            return "alert('Hello!');return false;";
            base.Callback = value;
Redirecting after a client-side operation - from version 6.3

In case you need to redirect a user to another page after the operation is complete - e.g. because you need to refresh the page, or because the content in question no longer exists - you have to develop a custom JavaScript code for achieving that (e.g. you can use the usual ‘location = targetUr;’ approach). For example the Delete or Move actions redirect to the parent after their operation completes. There are cases however when the parent is not sufficient - e.g. because the action was executed from a custom view that was bound to a different content than the current context. In these cases you can provide the following parameter to the client action that states that the action should redirect the user to the originally given back url.

Inline code:

var action = ActionFramework.GetAction("MoveTo", content, new { RedirectToBackUrl = true });

Declarative style:

<sn:ActionLinkButton runat='server' NodePath='<%# Eval("Path") %>' ActionName='Delete' ParameterString="RedirectToBackUrl=true" >Delete content</sn:ActionLinkButton>

The JavaScript code for the action should take this value into account and redirect the user to the appropriate back url, as you can see in the source code of the MoveTo action.

"location=" + (this.RedirectToBackUrl 
    ? string.Concat("\'", HttpUtility.UrlDecode(this.BackUri), "\'") 
    : "SN.Util.GetParentUrlForPath(path)") + ";"

3. Display the action

In this sample we do not use any predefined application as in the previous section. To provide a simple client action you need to create a content of the type Application. Please follow the steps below:

Now check the http://localhost/NewsDemo This link works only if you have a live demo install on your localhost! (Don’t forget! Some feature needs authentication and/or admin rights!) page. The Manage Content action menus will contain the newly created Hello action that displays a client-side message box.

Steps for creating a custom Open Picker action

In this section we modify the behavior of the Move to… action to open the Content Picker at the current workspace root.

1. Create a new class

When developing a custom Open Picker action you need to inherit the OpenPickerAction class. In our case we want to customize the Move to… action, so we inherit the MoveToAction class that is a picker action itself.

public class MoveToWorkspaceAction : MoveToAction

2. Set Open Picker JavaScript code

We only want to customize the way the Content Picker opens when the user clicks on the Move to action. To achieve this you only have to override the GetOpenContentPickerScript method of the base class.

The source code below is only the extension of the base class behavior.
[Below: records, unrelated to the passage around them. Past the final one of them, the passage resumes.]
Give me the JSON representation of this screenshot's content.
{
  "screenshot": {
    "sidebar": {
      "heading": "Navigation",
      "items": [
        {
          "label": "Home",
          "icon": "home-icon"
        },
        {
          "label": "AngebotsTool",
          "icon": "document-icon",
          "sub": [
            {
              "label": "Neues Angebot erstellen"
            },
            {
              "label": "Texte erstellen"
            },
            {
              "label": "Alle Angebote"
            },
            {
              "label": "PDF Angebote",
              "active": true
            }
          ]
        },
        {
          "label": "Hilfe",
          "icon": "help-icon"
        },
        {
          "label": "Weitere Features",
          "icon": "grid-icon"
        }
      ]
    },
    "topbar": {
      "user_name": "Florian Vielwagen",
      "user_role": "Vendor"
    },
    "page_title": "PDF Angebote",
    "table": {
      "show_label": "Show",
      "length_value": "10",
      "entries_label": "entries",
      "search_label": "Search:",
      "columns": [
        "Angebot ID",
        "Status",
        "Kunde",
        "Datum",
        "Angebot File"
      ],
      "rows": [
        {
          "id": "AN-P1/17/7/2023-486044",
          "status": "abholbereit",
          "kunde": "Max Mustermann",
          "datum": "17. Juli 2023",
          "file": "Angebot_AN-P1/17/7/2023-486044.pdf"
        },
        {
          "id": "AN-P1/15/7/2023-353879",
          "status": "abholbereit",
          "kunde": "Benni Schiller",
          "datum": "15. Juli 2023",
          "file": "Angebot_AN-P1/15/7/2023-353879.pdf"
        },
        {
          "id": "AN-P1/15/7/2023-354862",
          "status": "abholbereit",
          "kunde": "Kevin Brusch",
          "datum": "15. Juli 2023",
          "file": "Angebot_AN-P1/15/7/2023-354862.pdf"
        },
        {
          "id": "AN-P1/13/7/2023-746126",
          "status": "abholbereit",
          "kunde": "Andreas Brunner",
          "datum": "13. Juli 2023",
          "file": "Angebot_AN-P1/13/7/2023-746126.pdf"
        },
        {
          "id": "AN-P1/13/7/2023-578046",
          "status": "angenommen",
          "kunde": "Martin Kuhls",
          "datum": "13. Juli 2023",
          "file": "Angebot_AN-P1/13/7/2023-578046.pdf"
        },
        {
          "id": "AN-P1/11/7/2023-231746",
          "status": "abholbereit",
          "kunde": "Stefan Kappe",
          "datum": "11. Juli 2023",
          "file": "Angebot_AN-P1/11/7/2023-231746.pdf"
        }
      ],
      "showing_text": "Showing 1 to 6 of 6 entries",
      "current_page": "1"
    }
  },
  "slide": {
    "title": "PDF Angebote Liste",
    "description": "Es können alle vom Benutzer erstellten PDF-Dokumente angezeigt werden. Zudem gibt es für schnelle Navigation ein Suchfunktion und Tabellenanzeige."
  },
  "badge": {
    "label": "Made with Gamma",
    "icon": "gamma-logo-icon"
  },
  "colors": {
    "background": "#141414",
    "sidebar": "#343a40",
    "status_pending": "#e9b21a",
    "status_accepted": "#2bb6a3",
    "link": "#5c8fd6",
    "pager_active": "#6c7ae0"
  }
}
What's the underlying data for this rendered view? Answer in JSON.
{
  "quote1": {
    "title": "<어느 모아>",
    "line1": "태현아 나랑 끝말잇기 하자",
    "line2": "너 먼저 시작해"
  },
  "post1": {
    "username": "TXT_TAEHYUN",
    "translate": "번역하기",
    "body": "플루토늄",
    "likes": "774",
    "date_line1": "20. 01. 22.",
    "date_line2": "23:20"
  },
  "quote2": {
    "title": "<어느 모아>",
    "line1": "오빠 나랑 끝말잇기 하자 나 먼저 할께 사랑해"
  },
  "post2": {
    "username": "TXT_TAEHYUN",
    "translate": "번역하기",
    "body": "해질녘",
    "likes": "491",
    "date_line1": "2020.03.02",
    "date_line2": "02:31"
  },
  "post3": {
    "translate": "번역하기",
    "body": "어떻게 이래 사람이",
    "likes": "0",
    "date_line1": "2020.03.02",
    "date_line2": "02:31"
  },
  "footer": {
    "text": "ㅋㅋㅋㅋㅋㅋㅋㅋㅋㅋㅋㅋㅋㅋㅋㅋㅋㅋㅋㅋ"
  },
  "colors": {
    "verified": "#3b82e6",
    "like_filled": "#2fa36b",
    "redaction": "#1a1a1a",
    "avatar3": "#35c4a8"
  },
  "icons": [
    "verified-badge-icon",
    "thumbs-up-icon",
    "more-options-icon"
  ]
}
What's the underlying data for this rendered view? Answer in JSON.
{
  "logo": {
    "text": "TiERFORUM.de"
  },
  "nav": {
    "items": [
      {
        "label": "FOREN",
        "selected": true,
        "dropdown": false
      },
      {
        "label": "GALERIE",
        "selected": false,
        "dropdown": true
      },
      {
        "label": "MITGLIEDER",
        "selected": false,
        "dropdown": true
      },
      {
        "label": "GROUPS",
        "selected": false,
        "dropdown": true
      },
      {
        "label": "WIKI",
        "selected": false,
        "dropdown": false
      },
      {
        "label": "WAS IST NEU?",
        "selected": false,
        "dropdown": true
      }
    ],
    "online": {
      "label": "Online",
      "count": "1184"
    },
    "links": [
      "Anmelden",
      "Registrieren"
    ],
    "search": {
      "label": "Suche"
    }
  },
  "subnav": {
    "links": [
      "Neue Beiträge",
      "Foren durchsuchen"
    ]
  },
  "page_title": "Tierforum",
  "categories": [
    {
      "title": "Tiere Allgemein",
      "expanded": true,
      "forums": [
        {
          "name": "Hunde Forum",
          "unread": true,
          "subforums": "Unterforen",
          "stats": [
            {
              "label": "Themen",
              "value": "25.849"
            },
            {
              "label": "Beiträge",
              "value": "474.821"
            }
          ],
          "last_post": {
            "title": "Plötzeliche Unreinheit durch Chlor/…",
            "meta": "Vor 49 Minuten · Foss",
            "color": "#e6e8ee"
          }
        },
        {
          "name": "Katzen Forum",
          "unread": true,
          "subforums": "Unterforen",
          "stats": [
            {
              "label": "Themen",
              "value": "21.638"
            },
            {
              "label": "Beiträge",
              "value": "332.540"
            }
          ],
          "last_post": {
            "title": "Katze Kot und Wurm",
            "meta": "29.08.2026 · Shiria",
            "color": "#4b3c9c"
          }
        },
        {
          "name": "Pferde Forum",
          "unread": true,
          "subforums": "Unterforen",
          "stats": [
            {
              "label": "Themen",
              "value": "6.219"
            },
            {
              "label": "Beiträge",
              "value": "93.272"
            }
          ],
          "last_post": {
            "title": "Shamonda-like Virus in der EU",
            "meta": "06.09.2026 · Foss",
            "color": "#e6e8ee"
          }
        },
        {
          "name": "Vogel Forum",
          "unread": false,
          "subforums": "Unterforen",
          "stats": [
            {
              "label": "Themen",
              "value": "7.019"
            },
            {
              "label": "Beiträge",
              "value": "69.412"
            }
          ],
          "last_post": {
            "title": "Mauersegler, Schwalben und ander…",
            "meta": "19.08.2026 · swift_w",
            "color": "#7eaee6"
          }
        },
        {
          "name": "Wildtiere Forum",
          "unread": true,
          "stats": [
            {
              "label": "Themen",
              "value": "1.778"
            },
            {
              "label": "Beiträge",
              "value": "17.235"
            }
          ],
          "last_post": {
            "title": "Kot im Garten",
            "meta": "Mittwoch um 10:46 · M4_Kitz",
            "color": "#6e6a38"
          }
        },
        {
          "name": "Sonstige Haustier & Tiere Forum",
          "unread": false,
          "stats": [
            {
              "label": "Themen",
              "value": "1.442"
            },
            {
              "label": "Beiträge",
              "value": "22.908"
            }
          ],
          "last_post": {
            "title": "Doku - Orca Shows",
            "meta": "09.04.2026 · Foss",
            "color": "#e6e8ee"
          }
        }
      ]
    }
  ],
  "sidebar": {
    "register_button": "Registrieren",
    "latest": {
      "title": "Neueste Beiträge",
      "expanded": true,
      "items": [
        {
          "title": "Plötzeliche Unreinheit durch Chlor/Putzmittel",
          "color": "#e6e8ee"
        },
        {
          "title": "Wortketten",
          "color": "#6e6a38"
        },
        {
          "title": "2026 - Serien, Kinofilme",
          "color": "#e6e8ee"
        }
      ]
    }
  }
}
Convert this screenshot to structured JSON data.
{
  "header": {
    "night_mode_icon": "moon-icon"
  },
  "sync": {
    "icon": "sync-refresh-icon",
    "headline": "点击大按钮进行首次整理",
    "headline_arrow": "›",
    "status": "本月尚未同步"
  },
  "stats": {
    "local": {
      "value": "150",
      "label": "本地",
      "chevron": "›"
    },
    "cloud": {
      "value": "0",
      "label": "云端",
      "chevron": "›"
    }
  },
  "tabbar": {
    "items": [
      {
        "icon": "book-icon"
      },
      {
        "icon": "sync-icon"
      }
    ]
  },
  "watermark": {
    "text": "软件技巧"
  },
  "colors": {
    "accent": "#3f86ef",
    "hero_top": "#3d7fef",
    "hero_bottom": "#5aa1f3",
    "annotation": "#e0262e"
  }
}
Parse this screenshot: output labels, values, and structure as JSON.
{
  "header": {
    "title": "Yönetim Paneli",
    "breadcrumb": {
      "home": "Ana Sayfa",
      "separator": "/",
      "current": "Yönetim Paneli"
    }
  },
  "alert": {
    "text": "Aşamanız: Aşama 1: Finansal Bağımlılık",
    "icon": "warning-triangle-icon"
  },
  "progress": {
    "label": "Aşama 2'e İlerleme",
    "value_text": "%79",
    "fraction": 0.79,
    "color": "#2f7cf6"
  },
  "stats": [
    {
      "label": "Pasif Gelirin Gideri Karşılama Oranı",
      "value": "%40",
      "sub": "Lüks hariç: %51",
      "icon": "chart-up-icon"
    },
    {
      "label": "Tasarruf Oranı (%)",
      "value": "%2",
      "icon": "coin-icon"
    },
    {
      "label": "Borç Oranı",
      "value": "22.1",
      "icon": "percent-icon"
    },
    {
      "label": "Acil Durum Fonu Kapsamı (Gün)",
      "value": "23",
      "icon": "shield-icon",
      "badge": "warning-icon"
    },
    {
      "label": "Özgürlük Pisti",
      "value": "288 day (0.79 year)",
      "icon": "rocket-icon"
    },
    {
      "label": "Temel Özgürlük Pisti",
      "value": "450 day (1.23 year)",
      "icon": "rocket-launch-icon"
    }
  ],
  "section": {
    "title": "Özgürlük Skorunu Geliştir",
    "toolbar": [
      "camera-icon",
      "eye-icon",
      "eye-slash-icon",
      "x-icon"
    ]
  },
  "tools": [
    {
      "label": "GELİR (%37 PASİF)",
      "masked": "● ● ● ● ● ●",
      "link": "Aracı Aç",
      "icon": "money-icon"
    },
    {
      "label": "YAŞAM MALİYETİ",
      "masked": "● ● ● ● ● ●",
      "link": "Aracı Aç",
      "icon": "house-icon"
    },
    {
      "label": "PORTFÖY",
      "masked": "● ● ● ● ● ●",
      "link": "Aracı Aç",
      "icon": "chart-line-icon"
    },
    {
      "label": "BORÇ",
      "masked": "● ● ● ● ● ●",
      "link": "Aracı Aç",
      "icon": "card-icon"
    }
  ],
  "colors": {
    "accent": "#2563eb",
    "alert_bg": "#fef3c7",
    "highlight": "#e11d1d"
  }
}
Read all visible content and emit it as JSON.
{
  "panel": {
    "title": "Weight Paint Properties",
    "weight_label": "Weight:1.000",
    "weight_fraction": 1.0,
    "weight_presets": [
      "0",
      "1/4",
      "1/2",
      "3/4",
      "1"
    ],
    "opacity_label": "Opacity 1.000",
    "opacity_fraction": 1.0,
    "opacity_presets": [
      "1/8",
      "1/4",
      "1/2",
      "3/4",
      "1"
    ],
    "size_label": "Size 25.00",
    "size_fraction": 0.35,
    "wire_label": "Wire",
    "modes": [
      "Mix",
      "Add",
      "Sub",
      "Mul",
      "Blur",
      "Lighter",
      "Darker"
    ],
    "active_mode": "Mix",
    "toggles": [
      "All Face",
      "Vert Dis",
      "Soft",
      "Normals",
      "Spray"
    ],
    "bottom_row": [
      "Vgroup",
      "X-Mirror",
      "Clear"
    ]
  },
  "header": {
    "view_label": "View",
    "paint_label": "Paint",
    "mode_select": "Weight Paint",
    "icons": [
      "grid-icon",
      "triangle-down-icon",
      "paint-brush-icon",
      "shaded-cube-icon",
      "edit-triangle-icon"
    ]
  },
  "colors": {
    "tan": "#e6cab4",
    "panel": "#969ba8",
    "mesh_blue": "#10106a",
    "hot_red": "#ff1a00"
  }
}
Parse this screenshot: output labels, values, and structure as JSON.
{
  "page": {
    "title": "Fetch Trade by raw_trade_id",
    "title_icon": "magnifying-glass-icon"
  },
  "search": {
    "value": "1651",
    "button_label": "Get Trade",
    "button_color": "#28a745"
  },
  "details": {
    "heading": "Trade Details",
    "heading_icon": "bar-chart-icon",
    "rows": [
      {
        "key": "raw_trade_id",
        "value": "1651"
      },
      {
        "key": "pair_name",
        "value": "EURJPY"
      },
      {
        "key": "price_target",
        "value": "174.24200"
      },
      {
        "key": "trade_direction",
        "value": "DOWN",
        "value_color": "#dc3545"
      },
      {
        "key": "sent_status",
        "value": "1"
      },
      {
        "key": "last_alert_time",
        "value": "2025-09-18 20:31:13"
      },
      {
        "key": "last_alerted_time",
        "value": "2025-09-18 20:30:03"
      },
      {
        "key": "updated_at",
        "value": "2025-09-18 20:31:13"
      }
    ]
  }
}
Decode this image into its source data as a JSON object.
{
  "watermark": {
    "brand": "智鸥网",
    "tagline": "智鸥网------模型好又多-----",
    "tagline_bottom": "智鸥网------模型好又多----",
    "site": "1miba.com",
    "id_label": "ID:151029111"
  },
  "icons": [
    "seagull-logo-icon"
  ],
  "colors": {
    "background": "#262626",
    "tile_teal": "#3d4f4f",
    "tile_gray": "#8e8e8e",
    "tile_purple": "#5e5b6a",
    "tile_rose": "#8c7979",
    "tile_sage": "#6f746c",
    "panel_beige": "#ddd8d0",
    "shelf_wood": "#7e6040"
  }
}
We added only the lines for providing the tree roots, everything else is copied from the base class.

public class MoveToWorkspaceAction : MoveToAction
    protected override string GetOpenContentPickerScript()
        if (Content == null || this.Forbidden)
            return string.Empty;
        var openParams = string.Format(
            "MultiSelectMode: '{0}', callBack: {1}",
        if (!string.IsNullOrEmpty(this.DefaultPath))
            openParams += string.Format(", DefaultPath: '{0}'", this.DefaultPath);
        //find the workspace of the current content and add it as a tree root
        var gen = Content.ContentHandler as GenericContent;
        if (gen != null && gen.Workspace != null)
            openParams += string.Format(", TreeRoots: ['{0}', '/Root']", gen.WorkspacePath);
        return string.Format(
            "if ($(this).hasClass('sn-disabled')) return false;{0});", 

You may freely change the code above to customize the DefaultPath or any other property of the open picker Javascript method too.

3. Display the action

In this sample we want to change the behavior of the Move to action. To achieve this, you need to set your custom class name as the Action type name of the MoveTo application. Please follow the steps below:

Now check one of the document libraries on the portal. The Move to action (on any document) will be opened with the workspace root. If you want to move the document elsewhere,you may select the Root option from the dropdown at the top of the Content Picker.

Open picker

Is something missing? See something that needs fixing? Propose a change here.